Stored data
++++++++
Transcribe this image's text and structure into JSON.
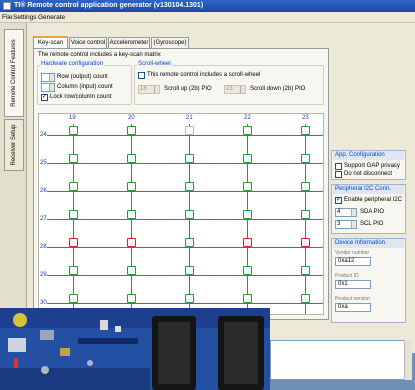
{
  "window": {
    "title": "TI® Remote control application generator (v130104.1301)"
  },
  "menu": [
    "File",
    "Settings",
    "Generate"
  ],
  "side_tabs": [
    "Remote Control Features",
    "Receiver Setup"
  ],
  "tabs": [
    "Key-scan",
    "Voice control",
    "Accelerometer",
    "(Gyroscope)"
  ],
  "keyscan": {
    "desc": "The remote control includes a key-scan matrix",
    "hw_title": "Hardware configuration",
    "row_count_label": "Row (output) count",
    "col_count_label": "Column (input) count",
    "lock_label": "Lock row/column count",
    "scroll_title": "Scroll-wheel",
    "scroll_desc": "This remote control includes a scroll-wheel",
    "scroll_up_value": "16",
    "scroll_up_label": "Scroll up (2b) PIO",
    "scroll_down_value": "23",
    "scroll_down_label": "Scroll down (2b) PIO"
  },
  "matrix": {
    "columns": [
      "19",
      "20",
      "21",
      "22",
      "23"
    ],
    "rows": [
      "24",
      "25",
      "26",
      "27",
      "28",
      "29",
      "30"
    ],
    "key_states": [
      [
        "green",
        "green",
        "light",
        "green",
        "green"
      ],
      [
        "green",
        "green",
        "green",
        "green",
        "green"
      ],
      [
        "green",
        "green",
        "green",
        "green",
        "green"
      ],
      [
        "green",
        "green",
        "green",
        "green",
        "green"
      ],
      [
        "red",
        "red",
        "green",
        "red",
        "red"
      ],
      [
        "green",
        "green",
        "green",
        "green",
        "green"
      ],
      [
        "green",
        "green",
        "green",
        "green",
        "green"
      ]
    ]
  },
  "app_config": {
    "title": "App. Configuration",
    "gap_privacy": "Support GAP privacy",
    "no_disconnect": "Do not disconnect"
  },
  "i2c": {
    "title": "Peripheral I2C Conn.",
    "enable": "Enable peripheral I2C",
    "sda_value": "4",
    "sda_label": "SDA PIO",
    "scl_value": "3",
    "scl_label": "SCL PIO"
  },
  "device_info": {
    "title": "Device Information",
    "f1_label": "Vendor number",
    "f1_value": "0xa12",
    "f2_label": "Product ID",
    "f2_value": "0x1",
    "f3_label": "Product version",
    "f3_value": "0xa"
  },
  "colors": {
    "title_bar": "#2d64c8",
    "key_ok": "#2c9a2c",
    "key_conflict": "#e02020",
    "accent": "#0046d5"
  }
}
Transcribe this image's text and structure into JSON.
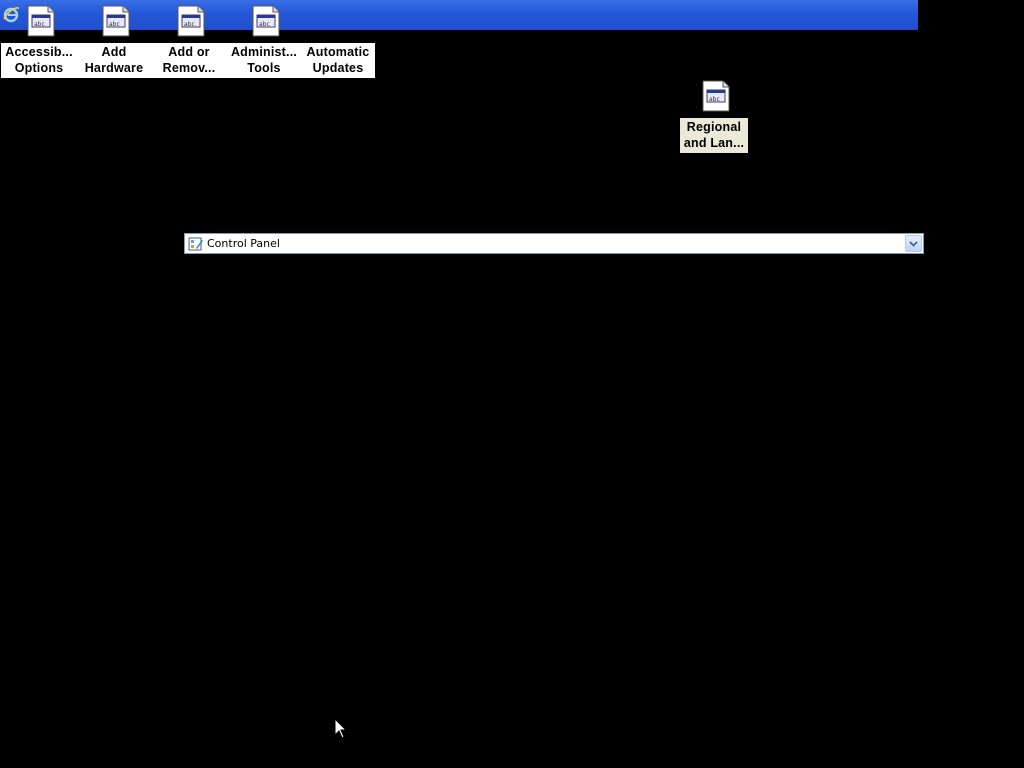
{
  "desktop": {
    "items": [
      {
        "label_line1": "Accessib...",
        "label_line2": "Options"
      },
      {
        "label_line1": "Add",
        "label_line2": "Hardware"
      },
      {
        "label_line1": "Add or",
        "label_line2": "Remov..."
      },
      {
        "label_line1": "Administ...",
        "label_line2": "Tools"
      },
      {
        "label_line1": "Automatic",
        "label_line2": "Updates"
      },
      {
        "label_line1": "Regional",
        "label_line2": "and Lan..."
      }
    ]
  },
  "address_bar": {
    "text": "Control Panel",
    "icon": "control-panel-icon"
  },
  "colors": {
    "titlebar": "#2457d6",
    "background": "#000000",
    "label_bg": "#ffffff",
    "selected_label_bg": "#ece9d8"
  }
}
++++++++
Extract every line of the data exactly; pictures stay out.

WRITTEN ANSWER:
Transcribe this image's text and structure into JSON.
{
  "window": {
    "title": "TI® Remote control application generator (v130104.1301)"
  },
  "menu": [
    "File",
    "Settings",
    "Generate"
  ],
  "side_tabs": [
    "Remote Control Features",
    "Receiver Setup"
  ],
  "tabs": [
    "Key-scan",
    "Voice control",
    "Accelerometer",
    "(Gyroscope)"
  ],
  "keyscan": {
    "desc": "The remote control includes a key-scan matrix",
    "hw_title": "Hardware configuration",
    "row_count_label": "Row (output) count",
    "col_count_label": "Column (input) count",
    "lock_label": "Lock row/column count",
    "scroll_title": "Scroll-wheel",
    "scroll_desc": "This remote control includes a scroll-wheel",
    "scroll_up_value": "16",
    "scroll_up_label": "Scroll up (2b) PIO",
    "scroll_down_value": "23",
    "scroll_down_label": "Scroll down (2b) PIO"
  },
  "matrix": {
    "columns": [
      "19",
      "20",
      "21",
      "22",
      "23"
    ],
    "rows": [
      "24",
      "25",
      "26",
      "27",
      "28",
      "29",
      "30"
    ],
    "key_states": [
      [
        "green",
        "green",
        "light",
        "green",
        "green"
      ],
      [
        "green",
        "green",
        "green",
        "green",
        "green"
      ],
      [
        "green",
        "green",
        "green",
        "green",
        "green"
      ],
      [
        "green",
        "green",
        "green",
        "green",
        "green"
      ],
      [
        "red",
        "red",
        "green",
        "red",
        "red"
      ],
      [
        "green",
        "green",
        "green",
        "green",
        "green"
      ],
      [
        "green",
        "green",
        "green",
        "green",
        "green"
      ]
    ]
  },
  "app_config": {
    "title": "App. Configuration",
    "gap_privacy": "Support GAP privacy",
    "no_disconnect": "Do not disconnect"
  },
  "i2c": {
    "title": "Peripheral I2C Conn.",
    "enable": "Enable peripheral I2C",
    "sda_value": "4",
    "sda_label": "SDA PIO",
    "scl_value": "3",
    "scl_label": "SCL PIO"
  },
  "device_info": {
    "title": "Device Information",
    "f1_label": "Vendor number",
    "f1_value": "0xa12",
    "f2_label": "Product ID",
    "f2_value": "0x1",
    "f3_label": "Product version",
    "f3_value": "0xa"
  },
  "colors": {
    "title_bar": "#2d64c8",
    "key_ok": "#2c9a2c",
    "key_conflict": "#e02020",
    "accent": "#0046d5"
  }
}
Transcribe this image's text and structure into JSON.
{
  "desktop": {
    "items": [
      {
        "label_line1": "Accessib...",
        "label_line2": "Options"
      },
      {
        "label_line1": "Add",
        "label_line2": "Hardware"
      },
      {
        "label_line1": "Add or",
        "label_line2": "Remov..."
      },
      {
        "label_line1": "Administ...",
        "label_line2": "Tools"
      },
      {
        "label_line1": "Automatic",
        "label_line2": "Updates"
      },
      {
        "label_line1": "Regional",
        "label_line2": "and Lan..."
      }
    ]
  },
  "address_bar": {
    "text": "Control Panel",
    "icon": "control-panel-icon"
  },
  "colors": {
    "titlebar": "#2457d6",
    "background": "#000000",
    "label_bg": "#ffffff",
    "selected_label_bg": "#ece9d8"
  }
}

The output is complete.